HOW TO COMPLETE THIS TASK:
Taking the line with "Convert this screenshot" as the first and the last line of the entries as the final one, copy that span exactly.
─── SOURCE RECORDS
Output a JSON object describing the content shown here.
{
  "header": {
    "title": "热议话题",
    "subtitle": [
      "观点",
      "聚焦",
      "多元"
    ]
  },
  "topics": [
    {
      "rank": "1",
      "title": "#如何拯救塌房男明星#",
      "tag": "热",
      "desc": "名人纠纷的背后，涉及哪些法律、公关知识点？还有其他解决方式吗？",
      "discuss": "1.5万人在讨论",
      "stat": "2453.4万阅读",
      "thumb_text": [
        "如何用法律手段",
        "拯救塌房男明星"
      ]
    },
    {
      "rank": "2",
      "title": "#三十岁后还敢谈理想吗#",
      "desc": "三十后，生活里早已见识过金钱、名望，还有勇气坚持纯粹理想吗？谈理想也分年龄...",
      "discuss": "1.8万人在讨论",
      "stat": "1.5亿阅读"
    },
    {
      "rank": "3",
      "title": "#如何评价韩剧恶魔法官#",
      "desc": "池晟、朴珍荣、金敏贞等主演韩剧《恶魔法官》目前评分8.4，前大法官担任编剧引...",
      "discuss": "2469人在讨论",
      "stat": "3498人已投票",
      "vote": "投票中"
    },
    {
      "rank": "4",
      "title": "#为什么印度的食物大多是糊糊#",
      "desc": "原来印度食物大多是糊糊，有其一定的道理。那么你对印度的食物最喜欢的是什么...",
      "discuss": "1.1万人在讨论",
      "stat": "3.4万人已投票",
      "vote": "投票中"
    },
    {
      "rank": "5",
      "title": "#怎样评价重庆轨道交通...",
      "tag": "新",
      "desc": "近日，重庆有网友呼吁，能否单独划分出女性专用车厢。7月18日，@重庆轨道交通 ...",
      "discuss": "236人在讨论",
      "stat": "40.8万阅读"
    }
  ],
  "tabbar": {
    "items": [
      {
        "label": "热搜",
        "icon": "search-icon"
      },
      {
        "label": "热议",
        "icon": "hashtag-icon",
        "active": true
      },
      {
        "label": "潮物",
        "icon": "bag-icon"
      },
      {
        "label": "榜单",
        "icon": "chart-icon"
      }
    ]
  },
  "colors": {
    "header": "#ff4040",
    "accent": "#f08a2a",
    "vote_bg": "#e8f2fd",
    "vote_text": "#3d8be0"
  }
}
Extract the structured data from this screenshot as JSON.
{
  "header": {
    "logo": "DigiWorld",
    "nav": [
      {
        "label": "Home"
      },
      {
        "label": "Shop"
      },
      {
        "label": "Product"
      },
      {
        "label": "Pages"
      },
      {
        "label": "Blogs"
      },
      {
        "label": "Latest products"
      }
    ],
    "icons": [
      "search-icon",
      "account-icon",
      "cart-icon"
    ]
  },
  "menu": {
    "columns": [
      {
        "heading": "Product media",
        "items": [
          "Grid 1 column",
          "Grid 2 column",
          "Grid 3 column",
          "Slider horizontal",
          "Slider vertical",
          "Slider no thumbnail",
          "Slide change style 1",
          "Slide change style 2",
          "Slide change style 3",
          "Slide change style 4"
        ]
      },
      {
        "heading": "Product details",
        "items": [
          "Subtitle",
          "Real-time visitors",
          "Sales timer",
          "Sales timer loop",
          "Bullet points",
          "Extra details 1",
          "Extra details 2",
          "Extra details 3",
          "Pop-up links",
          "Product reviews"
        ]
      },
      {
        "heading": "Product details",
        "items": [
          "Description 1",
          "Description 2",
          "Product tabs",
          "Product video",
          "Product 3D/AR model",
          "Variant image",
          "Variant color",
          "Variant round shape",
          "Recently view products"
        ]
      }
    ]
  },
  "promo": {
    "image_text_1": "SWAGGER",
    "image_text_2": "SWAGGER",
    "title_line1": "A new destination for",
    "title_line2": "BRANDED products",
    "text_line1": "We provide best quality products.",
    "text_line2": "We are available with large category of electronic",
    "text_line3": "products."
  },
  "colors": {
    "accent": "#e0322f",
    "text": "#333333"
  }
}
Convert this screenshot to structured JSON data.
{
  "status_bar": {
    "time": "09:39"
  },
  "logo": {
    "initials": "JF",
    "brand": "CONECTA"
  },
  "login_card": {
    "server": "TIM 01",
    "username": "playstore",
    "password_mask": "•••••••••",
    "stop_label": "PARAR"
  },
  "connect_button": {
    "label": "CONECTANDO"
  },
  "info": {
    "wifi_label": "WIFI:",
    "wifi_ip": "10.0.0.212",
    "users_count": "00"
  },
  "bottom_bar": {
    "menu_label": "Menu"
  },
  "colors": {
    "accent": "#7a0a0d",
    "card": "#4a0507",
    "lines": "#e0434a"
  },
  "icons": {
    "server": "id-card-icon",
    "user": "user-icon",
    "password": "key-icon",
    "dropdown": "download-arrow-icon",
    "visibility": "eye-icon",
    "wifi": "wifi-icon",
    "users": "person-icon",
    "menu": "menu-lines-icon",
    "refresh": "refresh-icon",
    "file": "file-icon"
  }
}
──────
YOUR SOLUTION:
Convert this screenshot to structured JSON data.
{
  "status_bar": {
    "time": "09:39"
  },
  "logo": {
    "initials": "JF",
    "brand": "CONECTA"
  },
  "login_card": {
    "server": "TIM 01",
    "username": "playstore",
    "password_mask": "•••••••••",
    "stop_label": "PARAR"
  },
  "connect_button": {
    "label": "CONECTANDO"
  },
  "info": {
    "wifi_label": "WIFI:",
    "wifi_ip": "10.0.0.212",
    "users_count": "00"
  },
  "bottom_bar": {
    "menu_label": "Menu"
  },
  "colors": {
    "accent": "#7a0a0d",
    "card": "#4a0507",
    "lines": "#e0434a"
  },
  "icons": {
    "server": "id-card-icon",
    "user": "user-icon",
    "password": "key-icon",
    "dropdown": "download-arrow-icon",
    "visibility": "eye-icon",
    "wifi": "wifi-icon",
    "users": "person-icon",
    "menu": "menu-lines-icon",
    "refresh": "refresh-icon",
    "file": "file-icon"
  }
}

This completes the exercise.